Would you please copy every line below that includes the string "icon"?

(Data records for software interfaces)
***
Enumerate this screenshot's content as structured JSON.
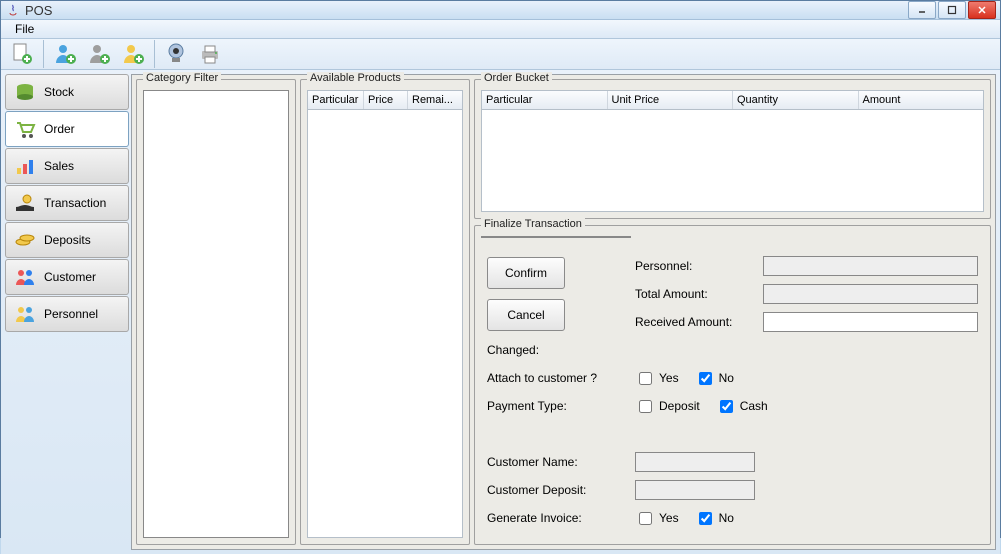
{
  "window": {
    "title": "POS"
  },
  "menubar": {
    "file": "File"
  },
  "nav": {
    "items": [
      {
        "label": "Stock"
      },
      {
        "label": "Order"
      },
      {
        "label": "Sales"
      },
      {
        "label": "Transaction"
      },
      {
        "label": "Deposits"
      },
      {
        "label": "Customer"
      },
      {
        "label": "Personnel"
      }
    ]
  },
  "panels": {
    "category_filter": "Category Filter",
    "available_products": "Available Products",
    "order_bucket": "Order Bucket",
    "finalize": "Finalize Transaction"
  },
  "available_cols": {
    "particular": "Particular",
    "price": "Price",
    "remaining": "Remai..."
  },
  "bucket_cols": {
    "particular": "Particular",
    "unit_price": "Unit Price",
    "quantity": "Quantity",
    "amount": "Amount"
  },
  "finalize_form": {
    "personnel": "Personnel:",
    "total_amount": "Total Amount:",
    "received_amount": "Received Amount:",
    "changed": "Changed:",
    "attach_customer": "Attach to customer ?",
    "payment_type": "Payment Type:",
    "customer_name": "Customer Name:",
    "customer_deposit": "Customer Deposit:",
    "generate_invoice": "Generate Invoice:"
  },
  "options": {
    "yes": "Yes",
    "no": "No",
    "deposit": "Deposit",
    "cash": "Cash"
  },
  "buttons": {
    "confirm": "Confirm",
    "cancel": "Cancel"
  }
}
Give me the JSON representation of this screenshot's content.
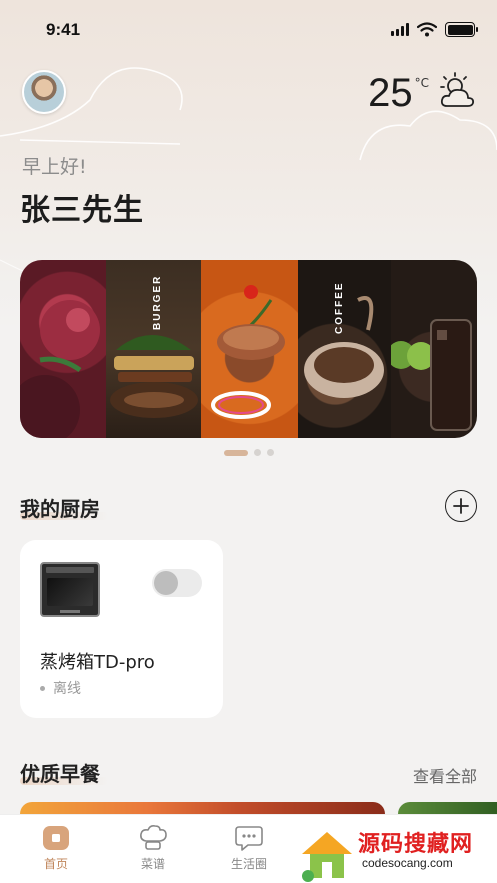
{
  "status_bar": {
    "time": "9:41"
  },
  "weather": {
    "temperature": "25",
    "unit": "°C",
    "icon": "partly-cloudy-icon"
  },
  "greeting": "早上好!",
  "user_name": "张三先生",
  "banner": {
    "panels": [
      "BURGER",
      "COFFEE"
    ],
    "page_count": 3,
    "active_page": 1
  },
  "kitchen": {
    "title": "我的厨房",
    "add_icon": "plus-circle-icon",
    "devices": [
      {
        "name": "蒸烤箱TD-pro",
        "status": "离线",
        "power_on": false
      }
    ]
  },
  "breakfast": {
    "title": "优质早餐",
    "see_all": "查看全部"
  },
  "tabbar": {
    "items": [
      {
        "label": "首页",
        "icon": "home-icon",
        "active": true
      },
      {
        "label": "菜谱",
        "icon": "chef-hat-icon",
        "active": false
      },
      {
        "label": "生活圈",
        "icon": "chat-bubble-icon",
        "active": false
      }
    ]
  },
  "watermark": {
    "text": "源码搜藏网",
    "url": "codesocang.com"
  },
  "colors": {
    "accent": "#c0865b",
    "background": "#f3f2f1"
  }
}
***
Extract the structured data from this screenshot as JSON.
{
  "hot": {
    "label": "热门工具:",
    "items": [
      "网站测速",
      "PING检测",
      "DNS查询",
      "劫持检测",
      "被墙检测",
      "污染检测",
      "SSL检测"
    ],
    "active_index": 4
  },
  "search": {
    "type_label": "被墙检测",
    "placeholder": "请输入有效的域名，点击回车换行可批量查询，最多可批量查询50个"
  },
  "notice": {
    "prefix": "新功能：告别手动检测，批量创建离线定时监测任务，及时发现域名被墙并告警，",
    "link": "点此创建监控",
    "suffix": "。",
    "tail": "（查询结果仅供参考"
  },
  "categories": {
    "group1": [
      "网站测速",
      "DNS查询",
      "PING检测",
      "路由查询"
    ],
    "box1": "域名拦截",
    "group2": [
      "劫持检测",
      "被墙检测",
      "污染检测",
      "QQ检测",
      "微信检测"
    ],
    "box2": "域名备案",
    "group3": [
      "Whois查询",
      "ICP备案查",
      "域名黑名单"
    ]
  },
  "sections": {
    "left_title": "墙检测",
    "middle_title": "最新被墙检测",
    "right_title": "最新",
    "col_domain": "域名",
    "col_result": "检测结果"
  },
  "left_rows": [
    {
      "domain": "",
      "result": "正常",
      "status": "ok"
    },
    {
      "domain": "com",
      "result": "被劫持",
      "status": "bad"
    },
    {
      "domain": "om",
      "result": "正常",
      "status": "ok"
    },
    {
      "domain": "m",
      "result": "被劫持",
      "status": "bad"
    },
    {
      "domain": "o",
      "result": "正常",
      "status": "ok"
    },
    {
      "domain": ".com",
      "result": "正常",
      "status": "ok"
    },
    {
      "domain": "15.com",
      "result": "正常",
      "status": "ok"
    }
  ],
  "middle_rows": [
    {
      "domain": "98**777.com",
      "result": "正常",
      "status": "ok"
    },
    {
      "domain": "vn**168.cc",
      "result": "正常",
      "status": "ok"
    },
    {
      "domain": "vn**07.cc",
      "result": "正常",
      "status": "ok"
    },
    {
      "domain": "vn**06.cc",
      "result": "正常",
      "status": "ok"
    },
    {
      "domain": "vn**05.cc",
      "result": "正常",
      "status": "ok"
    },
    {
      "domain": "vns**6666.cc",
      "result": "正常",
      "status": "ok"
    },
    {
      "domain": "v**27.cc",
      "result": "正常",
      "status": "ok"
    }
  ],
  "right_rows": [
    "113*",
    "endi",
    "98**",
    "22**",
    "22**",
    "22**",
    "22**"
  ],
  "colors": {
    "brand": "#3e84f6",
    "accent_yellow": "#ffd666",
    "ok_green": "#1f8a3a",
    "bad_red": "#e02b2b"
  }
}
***
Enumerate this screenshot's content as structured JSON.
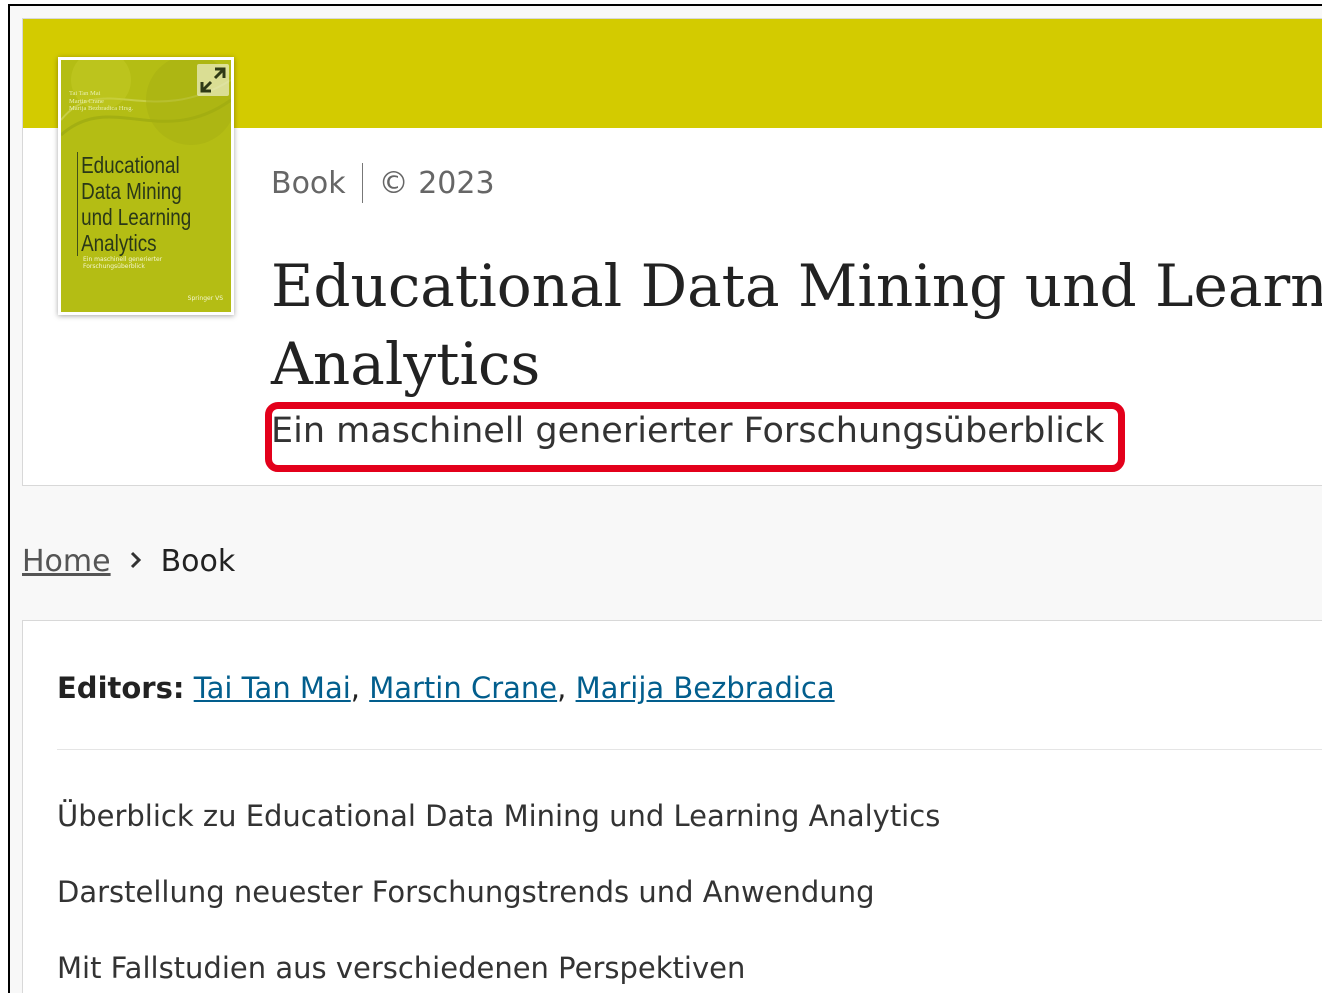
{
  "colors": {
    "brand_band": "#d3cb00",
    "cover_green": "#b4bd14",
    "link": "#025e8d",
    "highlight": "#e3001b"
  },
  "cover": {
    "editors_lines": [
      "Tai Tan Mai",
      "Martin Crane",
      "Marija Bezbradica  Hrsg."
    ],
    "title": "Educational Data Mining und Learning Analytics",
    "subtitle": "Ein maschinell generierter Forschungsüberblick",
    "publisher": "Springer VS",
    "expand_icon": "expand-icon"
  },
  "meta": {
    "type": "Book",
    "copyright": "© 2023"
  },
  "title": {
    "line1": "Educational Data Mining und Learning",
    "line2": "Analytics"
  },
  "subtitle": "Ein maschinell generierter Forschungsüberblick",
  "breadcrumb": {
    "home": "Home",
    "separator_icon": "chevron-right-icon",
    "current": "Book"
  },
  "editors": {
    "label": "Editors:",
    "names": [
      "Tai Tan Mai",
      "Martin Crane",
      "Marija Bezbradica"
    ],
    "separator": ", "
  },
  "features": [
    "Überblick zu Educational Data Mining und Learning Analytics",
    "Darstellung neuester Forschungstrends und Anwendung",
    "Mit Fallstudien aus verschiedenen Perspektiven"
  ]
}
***
■ **Exercise response**
    "icon": "partly-cloudy-icon"
    "add_icon": "plus-circle-icon",
        "icon": "home-icon",
        "icon": "chef-hat-icon",
        "icon": "chat-bubble-icon",
    "expand_icon": "expand-icon"
    "separator_icon": "chevron-right-icon",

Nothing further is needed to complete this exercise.